### WORK REQUEST:
The expected answer is the full listing, repeated exactly and free of images.

### EXTRACTED RECORDS:
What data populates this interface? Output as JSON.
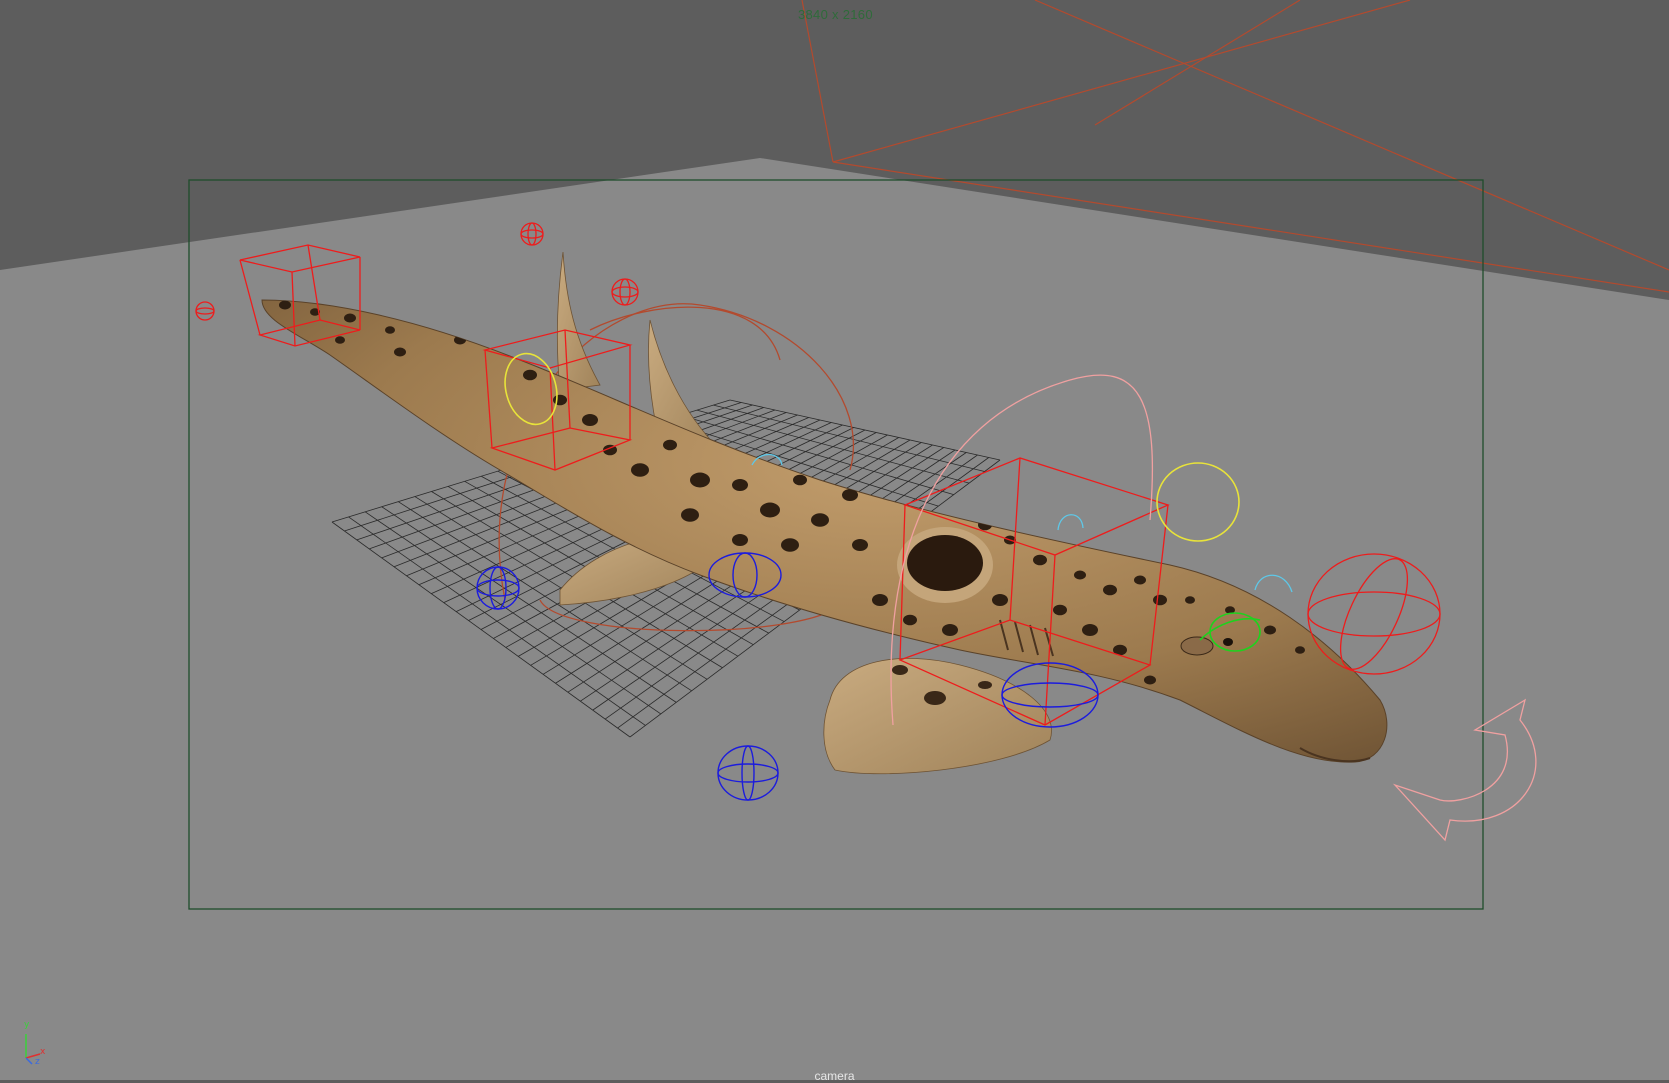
{
  "viewport": {
    "resolution_gate_label": "3840 x 2160",
    "camera_name": "camera",
    "axis_labels": {
      "y": "y",
      "x": "x",
      "z": "z"
    }
  },
  "colors": {
    "floor_dark": "#5d5d5d",
    "floor_light": "#898989",
    "grid_line": "#2a2a2a",
    "resolution_gate": "#1e4d2b",
    "camera_frustum": "#b34a2e",
    "rig_fk_control": "#ee1c1c",
    "rig_ik_control": "#1c1cdd",
    "rig_ctrl_yellow": "#e8e33a",
    "rig_ctrl_green": "#1ed21e",
    "rig_ctrl_cyan": "#5ec8e8",
    "rig_ctrl_pink": "#f0a0a0",
    "shark_skin": "#a6855a",
    "shark_belly": "#c8a97c",
    "shark_spot": "#2e1f12"
  },
  "scene": {
    "model": "shark-icon",
    "controls": [
      "box-control-icon",
      "sphere-control-icon",
      "circle-control-icon",
      "curve-control-icon",
      "rotate-arrow-icon"
    ]
  }
}
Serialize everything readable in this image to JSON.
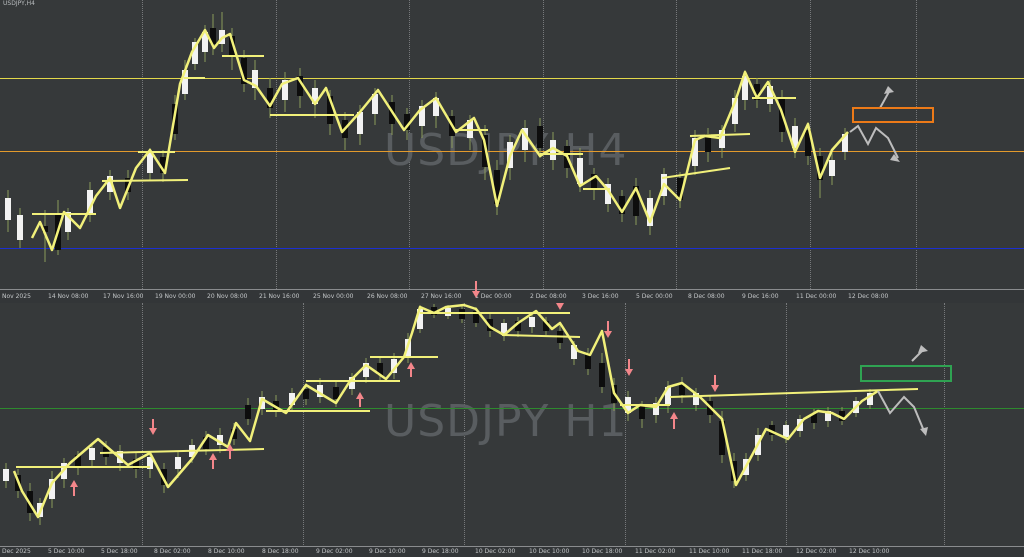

### COMPLETED EXERCISE:
What data populates this interface? Output as JSON.
{
  "viewport": {
    "resolution_gate_label": "3840 x 2160",
    "camera_name": "camera",
    "axis_labels": {
      "y": "y",
      "x": "x",
      "z": "z"
    }
  },
  "colors": {
    "floor_dark": "#5d5d5d",
    "floor_light": "#898989",
    "grid_line": "#2a2a2a",
    "resolution_gate": "#1e4d2b",
    "camera_frustum": "#b34a2e",
    "rig_fk_control": "#ee1c1c",
    "rig_ik_control": "#1c1cdd",
    "rig_ctrl_yellow": "#e8e33a",
    "rig_ctrl_green": "#1ed21e",
    "rig_ctrl_cyan": "#5ec8e8",
    "rig_ctrl_pink": "#f0a0a0",
    "shark_skin": "#a6855a",
    "shark_belly": "#c8a97c",
    "shark_spot": "#2e1f12"
  },
  "scene": {
    "model": "shark-icon",
    "controls": [
      "box-control-icon",
      "sphere-control-icon",
      "circle-control-icon",
      "curve-control-icon",
      "rotate-arrow-icon"
    ]
  }
}
Serialize everything readable in this image to JSON.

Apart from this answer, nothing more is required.